Data about app and page elements
————————

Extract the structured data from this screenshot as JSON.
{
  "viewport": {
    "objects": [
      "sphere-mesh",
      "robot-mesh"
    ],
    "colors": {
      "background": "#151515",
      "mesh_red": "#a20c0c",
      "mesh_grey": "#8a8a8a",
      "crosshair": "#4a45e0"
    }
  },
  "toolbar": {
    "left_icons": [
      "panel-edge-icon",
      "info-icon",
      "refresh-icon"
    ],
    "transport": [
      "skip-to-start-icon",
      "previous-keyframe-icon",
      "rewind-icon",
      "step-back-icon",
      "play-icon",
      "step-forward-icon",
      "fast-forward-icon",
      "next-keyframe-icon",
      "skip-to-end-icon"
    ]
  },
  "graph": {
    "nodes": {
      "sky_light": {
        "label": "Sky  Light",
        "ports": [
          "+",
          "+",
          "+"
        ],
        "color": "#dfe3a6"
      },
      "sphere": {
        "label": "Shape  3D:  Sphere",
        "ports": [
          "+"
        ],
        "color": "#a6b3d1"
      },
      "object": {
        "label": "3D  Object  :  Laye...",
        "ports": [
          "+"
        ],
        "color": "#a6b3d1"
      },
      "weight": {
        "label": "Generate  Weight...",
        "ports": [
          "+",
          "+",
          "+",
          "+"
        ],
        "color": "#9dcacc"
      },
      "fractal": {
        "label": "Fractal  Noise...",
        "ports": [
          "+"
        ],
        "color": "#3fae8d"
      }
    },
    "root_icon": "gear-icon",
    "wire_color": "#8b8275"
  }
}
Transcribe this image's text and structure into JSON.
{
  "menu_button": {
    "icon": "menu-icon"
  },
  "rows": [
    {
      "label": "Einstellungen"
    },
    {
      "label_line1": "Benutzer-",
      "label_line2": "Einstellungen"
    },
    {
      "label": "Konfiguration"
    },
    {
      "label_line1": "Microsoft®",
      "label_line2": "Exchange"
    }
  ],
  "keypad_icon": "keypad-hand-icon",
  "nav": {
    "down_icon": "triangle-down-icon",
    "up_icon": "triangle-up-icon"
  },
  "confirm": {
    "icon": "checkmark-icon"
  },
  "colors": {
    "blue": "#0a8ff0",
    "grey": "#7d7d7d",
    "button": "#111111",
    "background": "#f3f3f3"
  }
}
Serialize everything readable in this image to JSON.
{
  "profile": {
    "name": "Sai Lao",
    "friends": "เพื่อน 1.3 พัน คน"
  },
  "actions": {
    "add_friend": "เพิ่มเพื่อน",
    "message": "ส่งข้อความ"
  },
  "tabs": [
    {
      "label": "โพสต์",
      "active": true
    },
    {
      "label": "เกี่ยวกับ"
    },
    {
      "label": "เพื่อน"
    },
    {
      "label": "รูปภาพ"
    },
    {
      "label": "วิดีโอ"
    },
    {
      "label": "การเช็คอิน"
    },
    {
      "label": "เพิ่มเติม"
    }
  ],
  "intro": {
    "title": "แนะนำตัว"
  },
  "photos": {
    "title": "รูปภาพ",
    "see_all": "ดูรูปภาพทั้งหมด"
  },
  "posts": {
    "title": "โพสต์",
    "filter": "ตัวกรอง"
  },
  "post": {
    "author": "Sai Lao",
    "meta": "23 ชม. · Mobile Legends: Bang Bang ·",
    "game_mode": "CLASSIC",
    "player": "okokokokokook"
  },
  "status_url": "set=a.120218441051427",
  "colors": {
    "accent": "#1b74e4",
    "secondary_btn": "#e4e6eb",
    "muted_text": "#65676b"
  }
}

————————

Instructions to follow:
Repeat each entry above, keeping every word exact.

Answer box:
Extract the structured data from this screenshot as JSON.
{
  "viewport": {
    "objects": [
      "sphere-mesh",
      "robot-mesh"
    ],
    "colors": {
      "background": "#151515",
      "mesh_red": "#a20c0c",
      "mesh_grey": "#8a8a8a",
      "crosshair": "#4a45e0"
    }
  },
  "toolbar": {
    "left_icons": [
      "panel-edge-icon",
      "info-icon",
      "refresh-icon"
    ],
    "transport": [
      "skip-to-start-icon",
      "previous-keyframe-icon",
      "rewind-icon",
      "step-back-icon",
      "play-icon",
      "step-forward-icon",
      "fast-forward-icon",
      "next-keyframe-icon",
      "skip-to-end-icon"
    ]
  },
  "graph": {
    "nodes": {
      "sky_light": {
        "label": "Sky  Light",
        "ports": [
          "+",
          "+",
          "+"
        ],
        "color": "#dfe3a6"
      },
      "sphere": {
        "label": "Shape  3D:  Sphere",
        "ports": [
          "+"
        ],
        "color": "#a6b3d1"
      },
      "object": {
        "label": "3D  Object  :  Laye...",
        "ports": [
          "+"
        ],
        "color": "#a6b3d1"
      },
      "weight": {
        "label": "Generate  Weight...",
        "ports": [
          "+",
          "+",
          "+",
          "+"
        ],
        "color": "#9dcacc"
      },
      "fractal": {
        "label": "Fractal  Noise...",
        "ports": [
          "+"
        ],
        "color": "#3fae8d"
      }
    },
    "root_icon": "gear-icon",
    "wire_color": "#8b8275"
  }
}
Transcribe this image's text and structure into JSON.
{
  "menu_button": {
    "icon": "menu-icon"
  },
  "rows": [
    {
      "label": "Einstellungen"
    },
    {
      "label_line1": "Benutzer-",
      "label_line2": "Einstellungen"
    },
    {
      "label": "Konfiguration"
    },
    {
      "label_line1": "Microsoft®",
      "label_line2": "Exchange"
    }
  ],
  "keypad_icon": "keypad-hand-icon",
  "nav": {
    "down_icon": "triangle-down-icon",
    "up_icon": "triangle-up-icon"
  },
  "confirm": {
    "icon": "checkmark-icon"
  },
  "colors": {
    "blue": "#0a8ff0",
    "grey": "#7d7d7d",
    "button": "#111111",
    "background": "#f3f3f3"
  }
}
Serialize everything readable in this image to JSON.
{
  "profile": {
    "name": "Sai Lao",
    "friends": "เพื่อน 1.3 พัน คน"
  },
  "actions": {
    "add_friend": "เพิ่มเพื่อน",
    "message": "ส่งข้อความ"
  },
  "tabs": [
    {
      "label": "โพสต์",
      "active": true
    },
    {
      "label": "เกี่ยวกับ"
    },
    {
      "label": "เพื่อน"
    },
    {
      "label": "รูปภาพ"
    },
    {
      "label": "วิดีโอ"
    },
    {
      "label": "การเช็คอิน"
    },
    {
      "label": "เพิ่มเติม"
    }
  ],
  "intro": {
    "title": "แนะนำตัว"
  },
  "photos": {
    "title": "รูปภาพ",
    "see_all": "ดูรูปภาพทั้งหมด"
  },
  "posts": {
    "title": "โพสต์",
    "filter": "ตัวกรอง"
  },
  "post": {
    "author": "Sai Lao",
    "meta": "23 ชม. · Mobile Legends: Bang Bang ·",
    "game_mode": "CLASSIC",
    "player": "okokokokokook"
  },
  "status_url": "set=a.120218441051427",
  "colors": {
    "accent": "#1b74e4",
    "secondary_btn": "#e4e6eb",
    "muted_text": "#65676b"
  }
}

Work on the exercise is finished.